Choosing invitations for Marisa’s bachelorette weekend turned out to be way more difficult than I expected. I didn’t think my criteria were too demanding. I wanted something classy and simple but fun. Marisa’s a graphic designer, so I knew the typography and design needed to be modern and clean. Little did I know that “modern” and “clean” don’t factor in to many of the invites on the market. Getting away from black and pink was almost impossible so we just embracing it in the end. But I didn’t want anything that overtly referenced lingerie or Sex in the City (you would be astonished at how overdone these themes are). Designers, there’s a niche here that’s under-represented in my opinion! Here are a few of my favorites that Alyssa and I tracked down after lots of searching and the invite we ultimately went with.
This one felt like a good balance between modern and vintage and the muted pink and black is subtle and still chic. It’s customizable but not custom, so the price is good. You can find it here on Wedding Paper Divas.
This one stole my heart. The chevron pattern feels so modern and the colors are tweaked toward gray and coral, which makes this invite feel sophisticated and unexpected. You’ll find these on Etsy and need to contact the designer directly for a personalized listing.
I loved that this one got away from pink and incorporated sparkle in a fresh way. The script feels hand drawn and the vibe is vintage modern. This listing is for a digital file and you can find it on Etsy as well.

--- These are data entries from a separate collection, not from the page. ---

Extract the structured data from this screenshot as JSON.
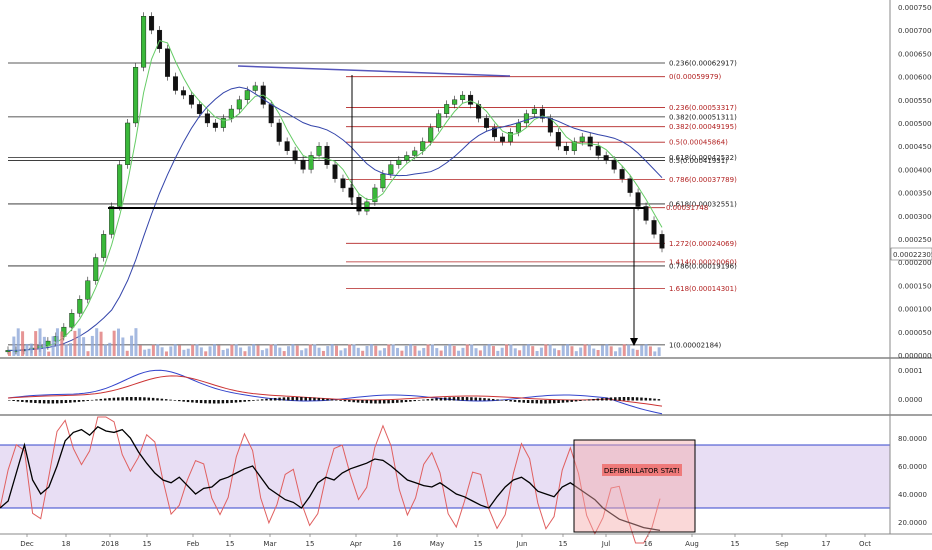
{
  "chart_data": {
    "type": "candlestick",
    "price_axis": {
      "ticks": [
        "0.00075000",
        "0.00070000",
        "0.00065000",
        "0.00060000",
        "0.00055000",
        "0.00050000",
        "0.00045000",
        "0.00040000",
        "0.00035000",
        "0.00030000",
        "0.00025000",
        "0.00020000",
        "0.00015000",
        "0.00010000",
        "0.00005000",
        "0.00000000"
      ],
      "ylim": [
        0.0,
        0.000765
      ],
      "last_price_label": "0.00022305",
      "last_price": 0.00022305
    },
    "time_axis": {
      "ticks": [
        "Dec",
        "18",
        "2018",
        "15",
        "Feb",
        "15",
        "Mar",
        "15",
        "Apr",
        "16",
        "May",
        "15",
        "Jun",
        "15",
        "Jul",
        "16",
        "Aug",
        "15",
        "Sep",
        "17",
        "Oct"
      ]
    },
    "macd_axis": {
      "ticks": [
        "0.0001",
        "0.0000"
      ]
    },
    "rsi_axis": {
      "ticks": [
        "80.0000",
        "60.0000",
        "40.0000",
        "20.0000"
      ]
    },
    "fib_levels": [
      {
        "label": "0.236(0.00062917)",
        "value": 0.00062917,
        "color": "#222222"
      },
      {
        "label": "0(0.00059979)",
        "value": 0.00059979,
        "color": "#b22222"
      },
      {
        "label": "0.236(0.00053317)",
        "value": 0.00053317,
        "color": "#b22222"
      },
      {
        "label": "0.382(0.00051311)",
        "value": 0.00051311,
        "color": "#222222"
      },
      {
        "label": "0.382(0.00049195)",
        "value": 0.00049195,
        "color": "#b22222"
      },
      {
        "label": "0.5(0.00045864)",
        "value": 0.00045864,
        "color": "#b22222"
      },
      {
        "label": "0.618(0.00042532)",
        "value": 0.00042532,
        "color": "#222222"
      },
      {
        "label": "0.5(0.00041931)",
        "value": 0.00041931,
        "color": "#222222"
      },
      {
        "label": "0.786(0.00037789)",
        "value": 0.00037789,
        "color": "#b22222"
      },
      {
        "label": "0.618(0.00032551)",
        "value": 0.00032551,
        "color": "#222222"
      },
      {
        "label": "0.00031748",
        "value": 0.00031748,
        "color": "#b22222"
      },
      {
        "label": "1.272(0.00024069)",
        "value": 0.00024069,
        "color": "#b22222"
      },
      {
        "label": "1.414(0.00020060)",
        "value": 0.0002006,
        "color": "#b22222"
      },
      {
        "label": "0.786(0.00019196)",
        "value": 0.00019196,
        "color": "#222222"
      },
      {
        "label": "1.618(0.00014301)",
        "value": 0.00014301,
        "color": "#b22222"
      },
      {
        "label": "1(0.00002184)",
        "value": 2.184e-05,
        "color": "#222222"
      }
    ],
    "annotation": "DEFIBRILLATOR STAT!",
    "series": [
      {
        "name": "price",
        "close": [
          1e-05,
          1e-05,
          1.2e-05,
          1.5e-05,
          2e-05,
          3e-05,
          4e-05,
          6e-05,
          9e-05,
          0.00012,
          0.00016,
          0.00021,
          0.00026,
          0.00032,
          0.00041,
          0.0005,
          0.00062,
          0.00073,
          0.0007,
          0.00066,
          0.0006,
          0.00057,
          0.00056,
          0.00054,
          0.00052,
          0.0005,
          0.00049,
          0.00051,
          0.00053,
          0.00055,
          0.00057,
          0.00058,
          0.00054,
          0.0005,
          0.00046,
          0.00044,
          0.00042,
          0.0004,
          0.00043,
          0.00045,
          0.00041,
          0.00038,
          0.00036,
          0.00034,
          0.00031,
          0.00033,
          0.00036,
          0.00039,
          0.00041,
          0.00042,
          0.00043,
          0.00044,
          0.00046,
          0.00049,
          0.00052,
          0.00054,
          0.00055,
          0.00056,
          0.00054,
          0.00051,
          0.00049,
          0.00047,
          0.00046,
          0.00048,
          0.0005,
          0.00052,
          0.00053,
          0.00051,
          0.00048,
          0.00045,
          0.00044,
          0.00046,
          0.00047,
          0.00045,
          0.00043,
          0.00042,
          0.0004,
          0.00038,
          0.00035,
          0.00032,
          0.00029,
          0.00026,
          0.00023
        ]
      },
      {
        "name": "rsi",
        "values": [
          30,
          35,
          55,
          75,
          50,
          40,
          45,
          60,
          78,
          84,
          86,
          82,
          88,
          85,
          84,
          86,
          80,
          70,
          62,
          55,
          50,
          48,
          52,
          46,
          40,
          44,
          45,
          50,
          52,
          55,
          58,
          60,
          52,
          44,
          40,
          36,
          34,
          30,
          38,
          48,
          52,
          50,
          55,
          58,
          60,
          62,
          65,
          64,
          60,
          55,
          50,
          48,
          46,
          45,
          48,
          44,
          40,
          38,
          35,
          32,
          30,
          38,
          45,
          50,
          52,
          48,
          42,
          40,
          38,
          45,
          48,
          44,
          40,
          36,
          30,
          26,
          22,
          20,
          18,
          16,
          15,
          14
        ]
      }
    ]
  }
}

Polka Dot Design is another good site if you’d rather set your own type rather than working with a designer. This invite is actually for a New Year’s party, but I thought it could easily be tweaked for a fancy bachelorette party.
If you’re going to go lingerie or kitsch, I think this is how to do it.The playbill lettering and ’50s pin-up balances perfectly with the cream paper and feels vintage without being busy.
This invite was our final choice. We loved the simple typography and the “All You Need Is Love” theme fit our bride perfectly. The hot pink seemed fresh with the crisp white instead of the black that I’d seen on so many other invites. Lisa from Blushface was also very easy to work with, responding quickly and sending us a few proofs until the invite looked just right. She also printed for us, which was something we were looking for.
In general, I recommend you shop around because prices can vary considerably. Print-on-demand sites like Wedding Paper Divas and Polka Dot Design are great for a budget and do have lots of options allowing for one-stop shopping and less time spent searching, but the templates aren’t completely customizable and I didn’t find very many designs that met my “clean and modern” criteria (the two sites I’ve mentioned were by far the best in that category). Designers can be more expensive, but not always. They also tend to have more interesting designs and will customize the invite to your needs. I found Etsy to be the best resource for this by far. Most of the designers on wedding website directories are looking for wedding invite orders, not smaller parties like showers and bachelorette weekends. Though I saw some amazing work, their clientele is focused on brides. Etsy invite designers were much more approachable for our purposes. Some designers provide printed files, but some don’t which means an extra expense. Alyssa and I used a board on Pinterest to display invites we liked all together, which helped to narrow our options and keep links at the ready for price comparison.
Please post links to invites you’ve found! I’m going to need ideas for the next time around…